22. Sperl-Hillen J, O'Connor PJ, Carlson RR, Lawson TB, Halstenson C, Crowson T, et al. Improving diabetes care in a large health care system: an enhanced primary care approach. Jt Comm J Qual Improv. 2000;26(11):615–622. [PubMed]
23. O'Connor PJ, Rush WA, Rardin KA, Isham G. Are HMO members willing to engage in two-way communication to improve health? HMO Pract. 1996;10(1):17–19. [PubMed]
24. O'Connor PJ, Rush WA, Peterson J, Morben P, Cherney L, Keogh C, et al. Continuous quality improvement can improve glycemic control for HMO patients with diabetes. Arch Fam Med. 1996;5(9):502–506. [PubMed]
25. O'Connor PJ, Desai J, Rush WA, Cherney LM, Solberg LI, Bishop DB. Is having a regular provider of diabetes care related to intensity of care and glycemic control? J Fam Pract. 1998;47(4):290–297. [PubMed]
26. O'Connor P, Pronk N, Tan A, Rush W, Gray R. Does professional advice influence aspirin use to prevent heart disease in an HMO population? Eff Clin Pract. 1998;1(1):26–32. [PubMed]
27. Ayanian JZ, Landrum MB, McNeil BJ. Use of cholesterol-lowering therapy by elderly adults after myocardial infarction. Arch Intern Med. 2002;162(9):1013–1019. [PubMed]
28. Yarzebski J, Spencer F, Goldberg RJ, Lessard D, Gore JM. Temporal trends (1986-1997) in cholesterol level assessment and management practices in patients with acute myocardial infarction: a population-based perspective. Arch Intern Med. 2001;161(12):1521–1528. [PubMed]

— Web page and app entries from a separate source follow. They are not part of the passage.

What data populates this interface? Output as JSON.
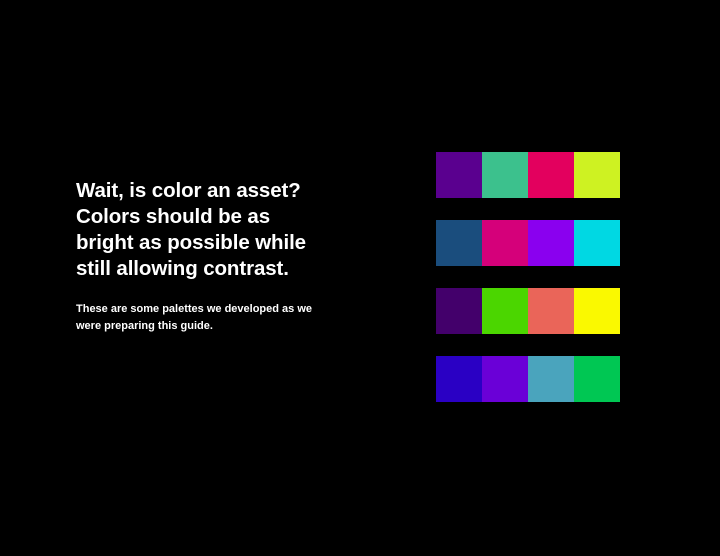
{
  "headline": {
    "lines": [
      "Wait, is color an asset?",
      "Colors should be as",
      "bright as possible while",
      "still allowing contrast."
    ]
  },
  "subtext": {
    "lines": [
      "These are some palettes we developed as we",
      "were preparing this guide."
    ]
  },
  "palettes": [
    [
      "#5a008f",
      "#3cc18d",
      "#e3005e",
      "#cef222"
    ],
    [
      "#1a4d7d",
      "#d5007a",
      "#8a00ef",
      "#00d8e3"
    ],
    [
      "#43006b",
      "#4bd600",
      "#ea6559",
      "#faf900"
    ],
    [
      "#2a00c4",
      "#6a00d7",
      "#4aa4bd",
      "#00c753"
    ]
  ]
}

Articles from Preventing Chronic Disease are provided here courtesy of
Centers for Disease Control and Prevention